┌──

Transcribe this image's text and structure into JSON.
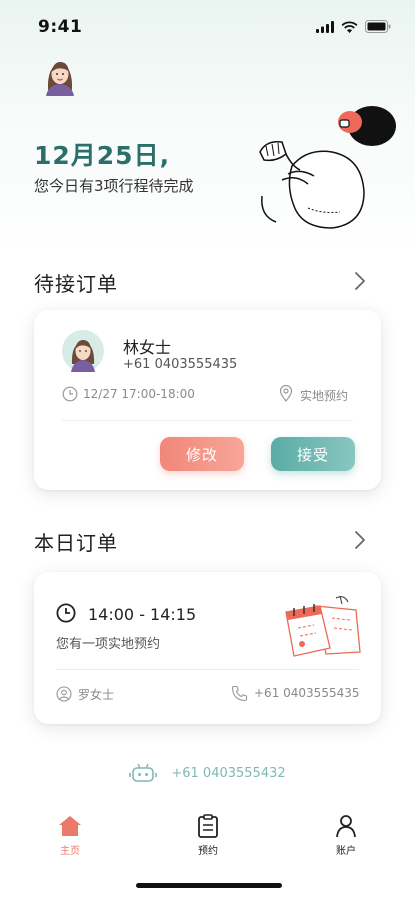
{
  "status_bar": {
    "time": "9:41"
  },
  "greeting": {
    "date": "12月25日,",
    "subtitle": "您今日有3项行程待完成"
  },
  "pending_section": {
    "title": "待接订单",
    "order": {
      "name": "林女士",
      "phone": "+61 0403555435",
      "time": "12/27 17:00-18:00",
      "location": "实地预约",
      "edit_label": "修改",
      "accept_label": "接受"
    }
  },
  "today_section": {
    "title": "本日订单",
    "order": {
      "time_range": "14:00 - 14:15",
      "description": "您有一项实地预约",
      "client": "罗女士",
      "phone": "+61 0403555435"
    }
  },
  "support": {
    "phone": "+61 0403555432"
  },
  "tabbar": {
    "items": [
      {
        "label": "主页",
        "icon": "home-icon",
        "active": true
      },
      {
        "label": "预约",
        "icon": "clipboard-icon",
        "active": false
      },
      {
        "label": "账户",
        "icon": "person-icon",
        "active": false
      }
    ]
  },
  "colors": {
    "teal": "#2a6f6a",
    "coral": "#ec7a6a",
    "accept": "#5aaca5",
    "edit": "#f0877a"
  }
}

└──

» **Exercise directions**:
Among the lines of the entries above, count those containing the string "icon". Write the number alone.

» **Exercise answer**:
3